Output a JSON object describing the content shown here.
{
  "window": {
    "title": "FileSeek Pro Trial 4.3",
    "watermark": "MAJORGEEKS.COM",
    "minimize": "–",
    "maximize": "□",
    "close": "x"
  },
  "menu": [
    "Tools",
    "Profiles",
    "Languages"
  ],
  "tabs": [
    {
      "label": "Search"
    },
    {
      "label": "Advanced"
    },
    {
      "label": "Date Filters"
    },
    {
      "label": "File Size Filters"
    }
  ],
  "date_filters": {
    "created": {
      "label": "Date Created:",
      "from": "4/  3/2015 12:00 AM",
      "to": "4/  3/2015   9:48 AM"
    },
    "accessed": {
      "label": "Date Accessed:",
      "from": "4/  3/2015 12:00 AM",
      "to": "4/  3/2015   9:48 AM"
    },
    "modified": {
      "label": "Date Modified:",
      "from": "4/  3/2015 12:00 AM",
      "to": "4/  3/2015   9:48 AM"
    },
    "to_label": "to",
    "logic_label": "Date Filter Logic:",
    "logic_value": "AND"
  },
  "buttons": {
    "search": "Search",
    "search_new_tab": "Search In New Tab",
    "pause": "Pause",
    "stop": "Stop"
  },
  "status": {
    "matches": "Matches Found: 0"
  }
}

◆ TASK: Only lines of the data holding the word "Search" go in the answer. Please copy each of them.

◆ ANSWER BOX:
      "label": "Search"
    "search": "Search",
    "search_new_tab": "Search In New Tab",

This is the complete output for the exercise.